- Data provided:
════

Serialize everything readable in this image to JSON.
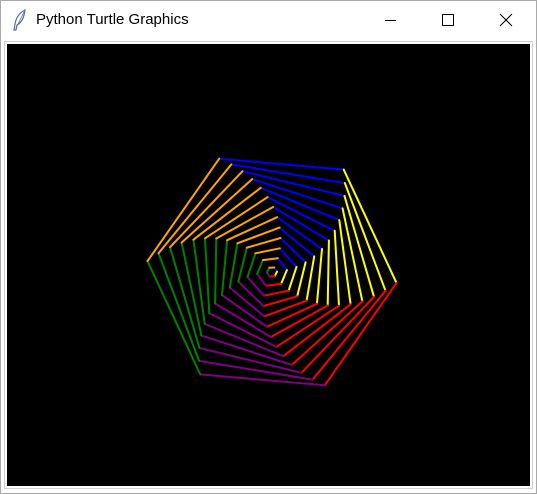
{
  "window": {
    "title": "Python Turtle Graphics",
    "controls": {
      "minimize_icon": "minimize-icon",
      "maximize_icon": "maximize-icon",
      "close_icon": "close-icon"
    }
  },
  "canvas": {
    "background": "#000000",
    "pattern": {
      "colors": [
        "#0000ff",
        "#ffff00",
        "#ff0000",
        "#800080",
        "#008000",
        "#ffa500"
      ],
      "sides": 6,
      "lines_per_side": 13,
      "shape": "nested rotating hexagon spiral"
    }
  }
}
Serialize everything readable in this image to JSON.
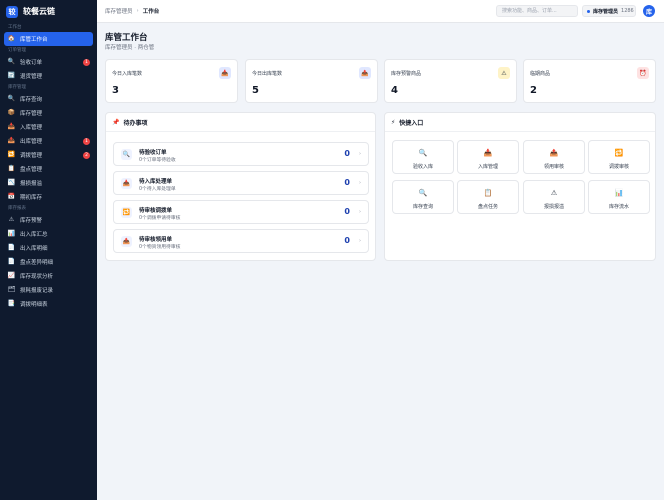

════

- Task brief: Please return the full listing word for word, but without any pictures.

- Exercise response:
Serialize everything readable in this image to JSON.
{
  "window": {
    "title": "Python Turtle Graphics",
    "controls": {
      "minimize_icon": "minimize-icon",
      "maximize_icon": "maximize-icon",
      "close_icon": "close-icon"
    }
  },
  "canvas": {
    "background": "#000000",
    "pattern": {
      "colors": [
        "#0000ff",
        "#ffff00",
        "#ff0000",
        "#800080",
        "#008000",
        "#ffa500"
      ],
      "sides": 6,
      "lines_per_side": 13,
      "shape": "nested rotating hexagon spiral"
    }
  }
}
Serialize everything readable in this image to JSON.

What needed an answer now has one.